▽

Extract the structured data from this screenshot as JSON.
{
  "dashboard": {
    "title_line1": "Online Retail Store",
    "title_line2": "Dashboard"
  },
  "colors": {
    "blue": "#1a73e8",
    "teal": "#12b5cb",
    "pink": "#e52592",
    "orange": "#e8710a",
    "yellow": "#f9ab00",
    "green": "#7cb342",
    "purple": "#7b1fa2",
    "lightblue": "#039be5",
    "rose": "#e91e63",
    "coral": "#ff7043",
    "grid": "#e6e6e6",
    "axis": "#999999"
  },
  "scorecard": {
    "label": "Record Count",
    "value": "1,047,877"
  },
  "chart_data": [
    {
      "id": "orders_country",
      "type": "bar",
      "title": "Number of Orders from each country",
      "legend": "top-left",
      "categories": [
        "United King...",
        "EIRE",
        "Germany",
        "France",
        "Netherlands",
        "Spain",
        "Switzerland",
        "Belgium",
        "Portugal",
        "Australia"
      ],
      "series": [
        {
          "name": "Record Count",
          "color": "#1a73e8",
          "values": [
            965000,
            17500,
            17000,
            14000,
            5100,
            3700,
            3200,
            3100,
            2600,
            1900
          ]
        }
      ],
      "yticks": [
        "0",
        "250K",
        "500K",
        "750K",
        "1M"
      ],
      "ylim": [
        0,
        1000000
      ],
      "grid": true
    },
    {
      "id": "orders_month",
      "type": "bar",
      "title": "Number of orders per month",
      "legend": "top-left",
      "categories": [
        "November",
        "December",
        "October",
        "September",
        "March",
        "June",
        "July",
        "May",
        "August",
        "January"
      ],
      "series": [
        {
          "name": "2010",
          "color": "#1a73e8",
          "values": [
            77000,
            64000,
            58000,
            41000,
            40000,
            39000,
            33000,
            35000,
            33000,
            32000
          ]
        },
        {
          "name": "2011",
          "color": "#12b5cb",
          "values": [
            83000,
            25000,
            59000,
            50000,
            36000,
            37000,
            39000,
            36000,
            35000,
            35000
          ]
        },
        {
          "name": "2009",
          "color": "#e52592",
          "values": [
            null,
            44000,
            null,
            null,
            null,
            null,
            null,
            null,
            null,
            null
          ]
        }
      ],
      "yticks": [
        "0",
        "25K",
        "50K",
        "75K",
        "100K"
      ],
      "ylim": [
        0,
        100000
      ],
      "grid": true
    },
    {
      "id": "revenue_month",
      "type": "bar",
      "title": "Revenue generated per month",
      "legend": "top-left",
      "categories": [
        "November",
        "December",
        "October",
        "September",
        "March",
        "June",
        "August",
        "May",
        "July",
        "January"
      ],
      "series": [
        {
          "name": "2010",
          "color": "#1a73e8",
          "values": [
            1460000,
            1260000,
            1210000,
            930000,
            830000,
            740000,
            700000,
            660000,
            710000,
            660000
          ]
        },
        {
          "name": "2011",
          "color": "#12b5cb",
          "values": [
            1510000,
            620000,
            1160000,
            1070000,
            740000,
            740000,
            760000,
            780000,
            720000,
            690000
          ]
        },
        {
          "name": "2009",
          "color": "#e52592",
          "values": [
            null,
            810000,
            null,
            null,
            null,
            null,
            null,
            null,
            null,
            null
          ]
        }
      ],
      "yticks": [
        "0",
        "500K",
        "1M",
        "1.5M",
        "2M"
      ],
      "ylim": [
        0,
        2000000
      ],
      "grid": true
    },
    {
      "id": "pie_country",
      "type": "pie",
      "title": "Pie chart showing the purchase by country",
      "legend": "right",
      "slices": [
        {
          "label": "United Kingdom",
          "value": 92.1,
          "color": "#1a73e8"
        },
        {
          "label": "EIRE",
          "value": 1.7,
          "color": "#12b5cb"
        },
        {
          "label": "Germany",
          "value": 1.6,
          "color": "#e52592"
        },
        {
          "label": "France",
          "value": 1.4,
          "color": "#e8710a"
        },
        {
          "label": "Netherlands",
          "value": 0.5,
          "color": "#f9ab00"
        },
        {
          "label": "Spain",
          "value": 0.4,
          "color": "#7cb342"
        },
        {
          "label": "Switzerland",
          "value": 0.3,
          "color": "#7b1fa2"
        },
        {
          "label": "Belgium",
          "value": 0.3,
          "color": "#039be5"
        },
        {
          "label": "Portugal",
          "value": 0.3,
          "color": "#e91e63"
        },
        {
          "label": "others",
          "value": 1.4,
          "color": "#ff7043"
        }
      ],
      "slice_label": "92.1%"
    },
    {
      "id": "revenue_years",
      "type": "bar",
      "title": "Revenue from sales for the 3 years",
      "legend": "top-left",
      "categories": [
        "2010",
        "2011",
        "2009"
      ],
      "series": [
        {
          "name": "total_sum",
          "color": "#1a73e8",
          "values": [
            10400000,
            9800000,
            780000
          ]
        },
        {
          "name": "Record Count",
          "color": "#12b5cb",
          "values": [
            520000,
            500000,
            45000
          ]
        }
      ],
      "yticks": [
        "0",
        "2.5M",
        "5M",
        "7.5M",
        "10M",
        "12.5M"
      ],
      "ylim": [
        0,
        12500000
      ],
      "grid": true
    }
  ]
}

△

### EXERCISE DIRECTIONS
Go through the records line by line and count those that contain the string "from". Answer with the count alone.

### WRITTEN ANSWER
3